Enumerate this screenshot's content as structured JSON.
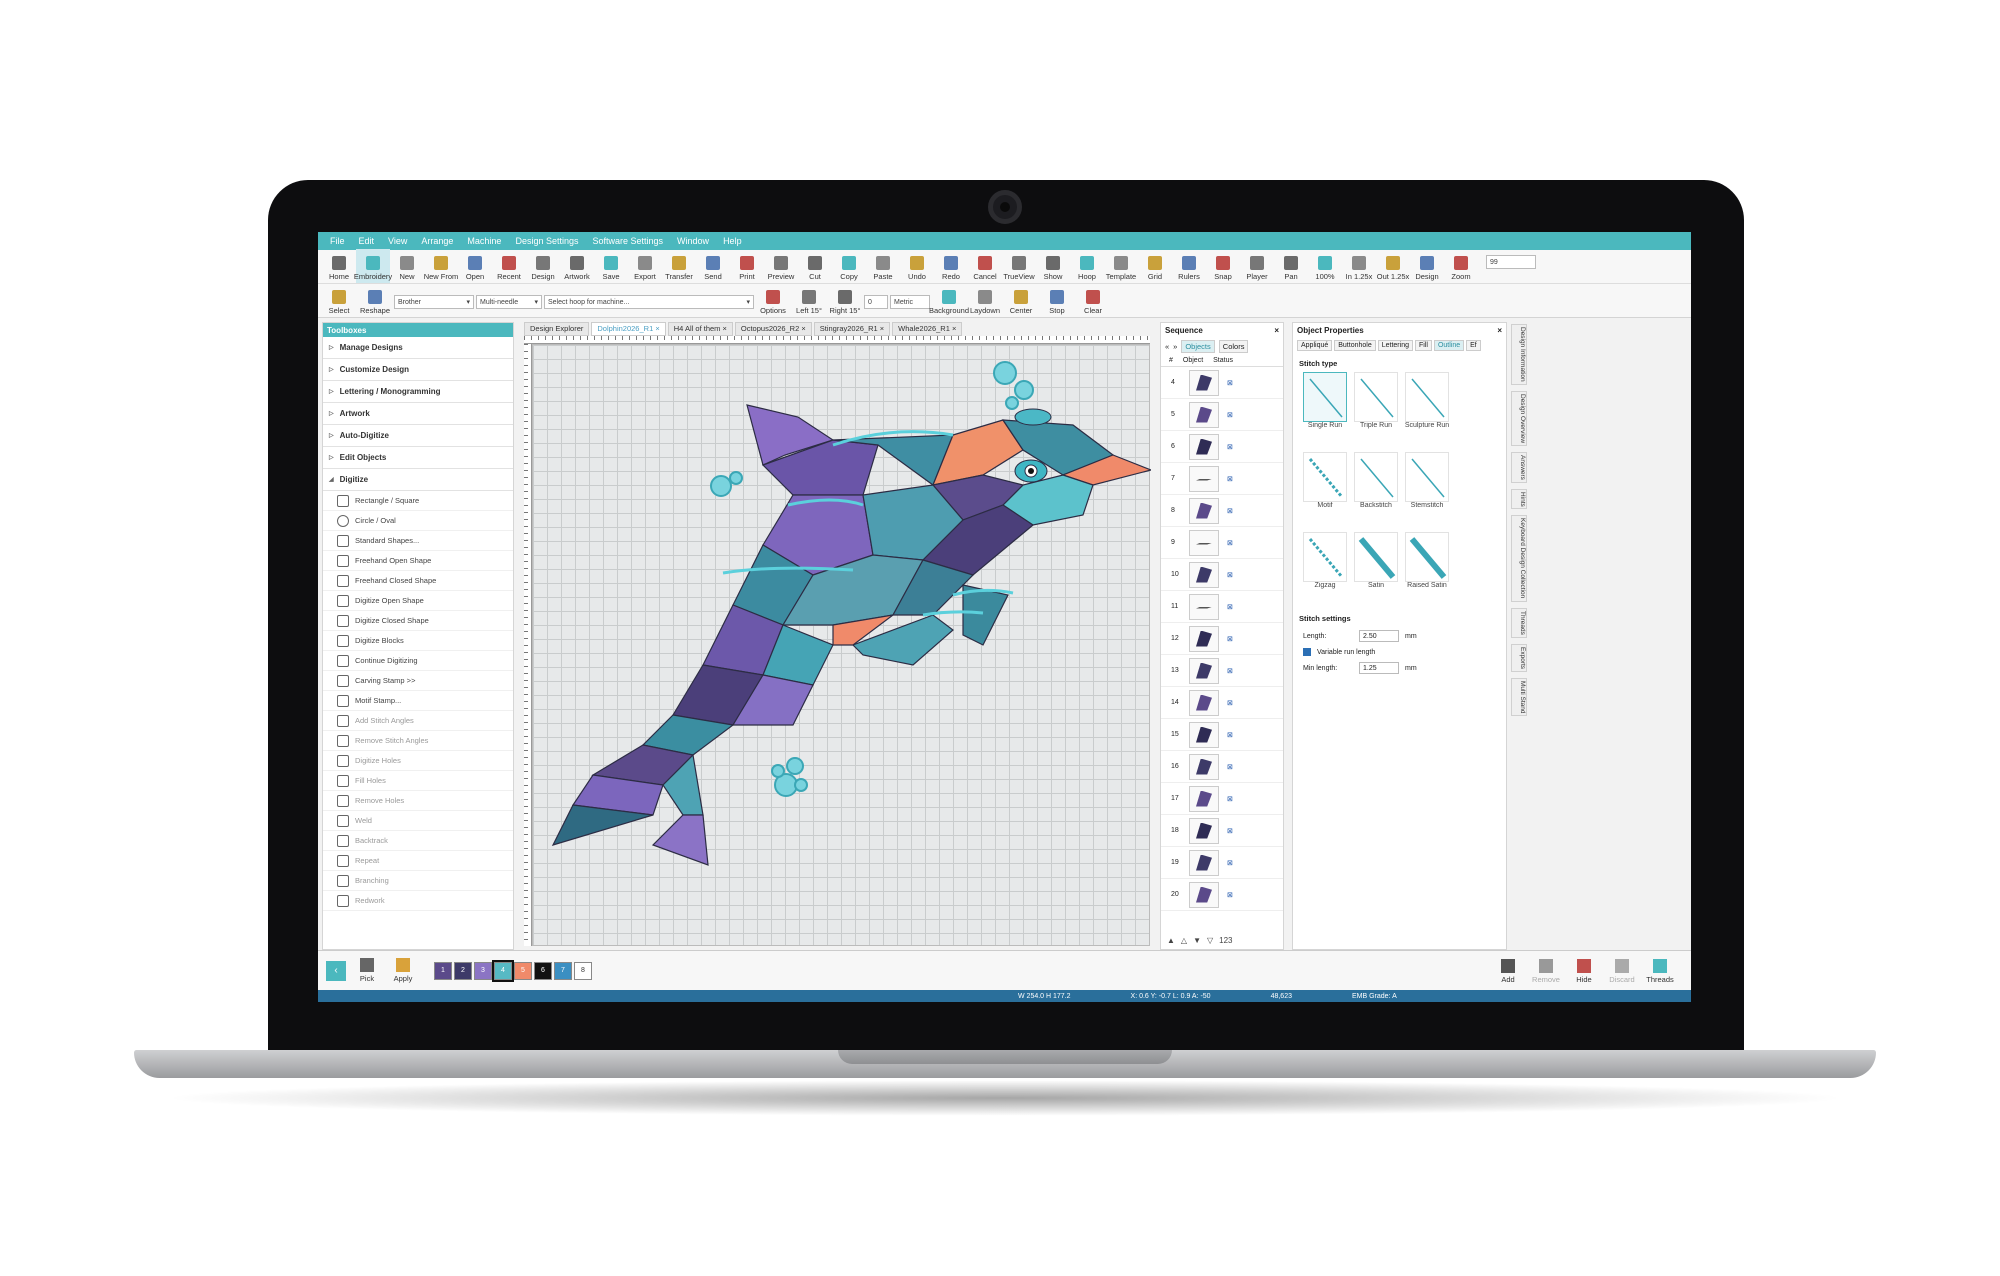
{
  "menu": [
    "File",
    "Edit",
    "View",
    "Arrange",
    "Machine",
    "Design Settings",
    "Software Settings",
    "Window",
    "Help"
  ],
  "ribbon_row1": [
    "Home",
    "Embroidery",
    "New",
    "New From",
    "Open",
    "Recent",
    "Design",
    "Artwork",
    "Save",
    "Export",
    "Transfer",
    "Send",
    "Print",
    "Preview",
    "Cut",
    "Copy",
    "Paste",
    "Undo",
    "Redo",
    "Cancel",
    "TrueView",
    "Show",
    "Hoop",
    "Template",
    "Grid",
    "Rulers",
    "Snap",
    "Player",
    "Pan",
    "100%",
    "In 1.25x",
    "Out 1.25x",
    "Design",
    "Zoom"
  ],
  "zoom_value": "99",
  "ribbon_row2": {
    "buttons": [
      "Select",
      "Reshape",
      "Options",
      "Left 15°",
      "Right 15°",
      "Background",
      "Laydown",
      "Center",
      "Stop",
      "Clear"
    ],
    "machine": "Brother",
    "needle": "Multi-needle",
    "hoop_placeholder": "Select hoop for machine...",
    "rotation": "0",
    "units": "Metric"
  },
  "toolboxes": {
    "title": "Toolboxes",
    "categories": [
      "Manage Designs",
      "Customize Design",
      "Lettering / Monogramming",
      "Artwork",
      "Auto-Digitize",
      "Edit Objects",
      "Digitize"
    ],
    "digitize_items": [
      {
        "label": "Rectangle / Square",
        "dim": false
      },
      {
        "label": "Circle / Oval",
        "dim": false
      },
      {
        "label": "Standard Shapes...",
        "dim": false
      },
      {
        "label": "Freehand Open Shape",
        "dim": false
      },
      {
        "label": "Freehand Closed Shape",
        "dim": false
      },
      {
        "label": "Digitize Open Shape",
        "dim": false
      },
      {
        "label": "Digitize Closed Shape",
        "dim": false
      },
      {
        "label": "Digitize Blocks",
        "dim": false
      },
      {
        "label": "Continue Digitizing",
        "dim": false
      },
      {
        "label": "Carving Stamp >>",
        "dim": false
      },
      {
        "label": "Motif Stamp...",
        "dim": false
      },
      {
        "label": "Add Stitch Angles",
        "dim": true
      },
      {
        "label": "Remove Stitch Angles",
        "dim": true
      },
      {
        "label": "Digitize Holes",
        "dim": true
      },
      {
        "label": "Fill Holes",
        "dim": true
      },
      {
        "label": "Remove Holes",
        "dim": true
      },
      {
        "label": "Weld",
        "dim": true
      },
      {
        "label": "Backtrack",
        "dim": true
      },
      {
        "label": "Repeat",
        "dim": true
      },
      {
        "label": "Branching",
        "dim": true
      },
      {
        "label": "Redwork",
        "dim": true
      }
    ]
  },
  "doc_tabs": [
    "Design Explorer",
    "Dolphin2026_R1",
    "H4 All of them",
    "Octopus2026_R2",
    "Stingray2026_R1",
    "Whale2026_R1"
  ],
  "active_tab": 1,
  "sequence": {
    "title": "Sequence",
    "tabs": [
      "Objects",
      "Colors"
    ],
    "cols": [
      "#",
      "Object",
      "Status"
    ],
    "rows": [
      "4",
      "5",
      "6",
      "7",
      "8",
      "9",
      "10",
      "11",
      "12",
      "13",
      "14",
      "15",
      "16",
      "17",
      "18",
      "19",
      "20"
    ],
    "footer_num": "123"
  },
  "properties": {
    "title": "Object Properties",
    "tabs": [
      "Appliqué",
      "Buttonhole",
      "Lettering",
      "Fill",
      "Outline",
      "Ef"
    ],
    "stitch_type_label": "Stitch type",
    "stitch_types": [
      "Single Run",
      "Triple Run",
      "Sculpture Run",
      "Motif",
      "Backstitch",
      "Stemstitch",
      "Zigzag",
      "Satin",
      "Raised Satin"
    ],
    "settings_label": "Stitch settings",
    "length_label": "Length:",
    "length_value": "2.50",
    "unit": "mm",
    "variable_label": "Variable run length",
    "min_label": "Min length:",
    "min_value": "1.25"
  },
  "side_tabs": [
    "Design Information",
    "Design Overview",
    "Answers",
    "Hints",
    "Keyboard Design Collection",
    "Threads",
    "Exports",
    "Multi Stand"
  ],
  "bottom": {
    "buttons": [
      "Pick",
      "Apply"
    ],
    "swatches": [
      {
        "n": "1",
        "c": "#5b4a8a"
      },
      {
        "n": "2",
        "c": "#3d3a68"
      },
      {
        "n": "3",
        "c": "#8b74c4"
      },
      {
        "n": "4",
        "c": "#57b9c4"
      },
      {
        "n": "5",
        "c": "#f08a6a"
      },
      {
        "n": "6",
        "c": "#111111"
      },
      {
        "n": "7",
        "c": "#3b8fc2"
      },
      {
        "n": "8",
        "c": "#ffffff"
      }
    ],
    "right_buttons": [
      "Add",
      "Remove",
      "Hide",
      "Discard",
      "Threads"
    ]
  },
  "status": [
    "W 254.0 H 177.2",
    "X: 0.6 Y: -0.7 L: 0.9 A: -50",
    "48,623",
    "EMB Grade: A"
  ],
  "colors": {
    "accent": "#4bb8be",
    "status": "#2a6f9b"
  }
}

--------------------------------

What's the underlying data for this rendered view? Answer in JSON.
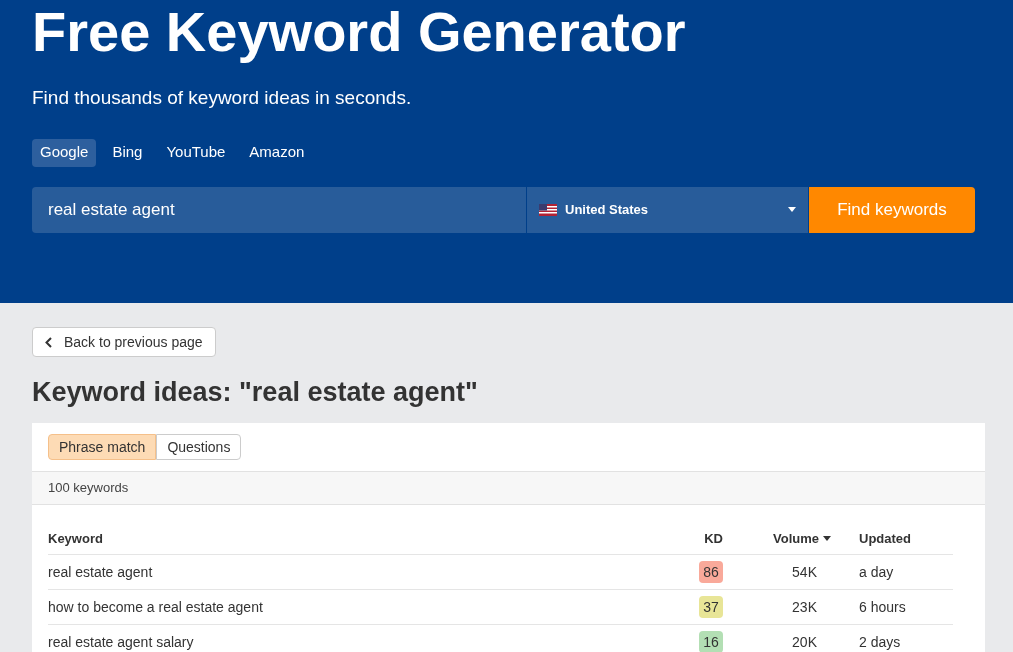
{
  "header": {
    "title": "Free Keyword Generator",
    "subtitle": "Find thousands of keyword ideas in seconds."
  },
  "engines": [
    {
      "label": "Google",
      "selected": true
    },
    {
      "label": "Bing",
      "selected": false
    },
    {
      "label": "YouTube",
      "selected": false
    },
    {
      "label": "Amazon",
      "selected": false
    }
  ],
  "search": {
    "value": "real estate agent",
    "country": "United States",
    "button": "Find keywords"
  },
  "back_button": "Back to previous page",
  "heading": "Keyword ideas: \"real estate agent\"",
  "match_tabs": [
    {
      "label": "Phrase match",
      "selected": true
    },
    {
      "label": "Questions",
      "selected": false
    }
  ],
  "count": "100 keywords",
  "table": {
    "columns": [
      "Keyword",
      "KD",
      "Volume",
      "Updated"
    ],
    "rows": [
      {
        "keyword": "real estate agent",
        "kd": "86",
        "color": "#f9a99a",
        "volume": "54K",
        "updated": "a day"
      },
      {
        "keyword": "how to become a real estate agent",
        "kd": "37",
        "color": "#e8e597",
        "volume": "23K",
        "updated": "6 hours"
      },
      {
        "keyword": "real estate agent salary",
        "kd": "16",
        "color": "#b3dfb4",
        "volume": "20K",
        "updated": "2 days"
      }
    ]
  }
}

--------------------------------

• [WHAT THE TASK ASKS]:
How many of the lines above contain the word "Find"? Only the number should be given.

• [EXPECTED ANSWER]:
2